Source material below:
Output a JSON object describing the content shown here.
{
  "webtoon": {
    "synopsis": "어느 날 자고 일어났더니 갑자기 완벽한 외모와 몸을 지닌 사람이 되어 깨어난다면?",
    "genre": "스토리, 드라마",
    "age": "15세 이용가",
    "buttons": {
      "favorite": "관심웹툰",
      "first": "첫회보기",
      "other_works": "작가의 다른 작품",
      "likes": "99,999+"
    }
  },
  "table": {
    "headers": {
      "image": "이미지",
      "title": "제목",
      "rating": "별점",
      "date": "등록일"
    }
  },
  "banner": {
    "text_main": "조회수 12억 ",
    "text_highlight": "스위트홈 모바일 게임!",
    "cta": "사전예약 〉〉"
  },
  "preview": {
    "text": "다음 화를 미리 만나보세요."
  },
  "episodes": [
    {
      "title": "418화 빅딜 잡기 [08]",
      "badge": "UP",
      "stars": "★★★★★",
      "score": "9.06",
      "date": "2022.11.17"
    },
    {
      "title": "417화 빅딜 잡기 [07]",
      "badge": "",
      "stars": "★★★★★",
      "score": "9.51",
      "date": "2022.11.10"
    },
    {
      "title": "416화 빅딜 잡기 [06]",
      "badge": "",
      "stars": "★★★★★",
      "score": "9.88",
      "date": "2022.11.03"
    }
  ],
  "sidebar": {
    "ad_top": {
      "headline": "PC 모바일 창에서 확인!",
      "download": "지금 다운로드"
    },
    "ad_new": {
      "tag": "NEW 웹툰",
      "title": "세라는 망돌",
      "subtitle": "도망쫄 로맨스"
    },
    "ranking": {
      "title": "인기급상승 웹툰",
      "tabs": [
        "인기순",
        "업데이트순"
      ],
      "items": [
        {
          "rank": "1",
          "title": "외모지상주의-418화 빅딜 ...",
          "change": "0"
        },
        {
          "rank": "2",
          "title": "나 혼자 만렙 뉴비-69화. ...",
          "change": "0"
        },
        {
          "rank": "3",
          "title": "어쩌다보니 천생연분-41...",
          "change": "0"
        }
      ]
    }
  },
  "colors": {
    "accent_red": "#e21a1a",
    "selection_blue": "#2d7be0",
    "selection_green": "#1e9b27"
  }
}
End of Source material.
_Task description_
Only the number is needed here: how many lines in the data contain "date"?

_Result_
4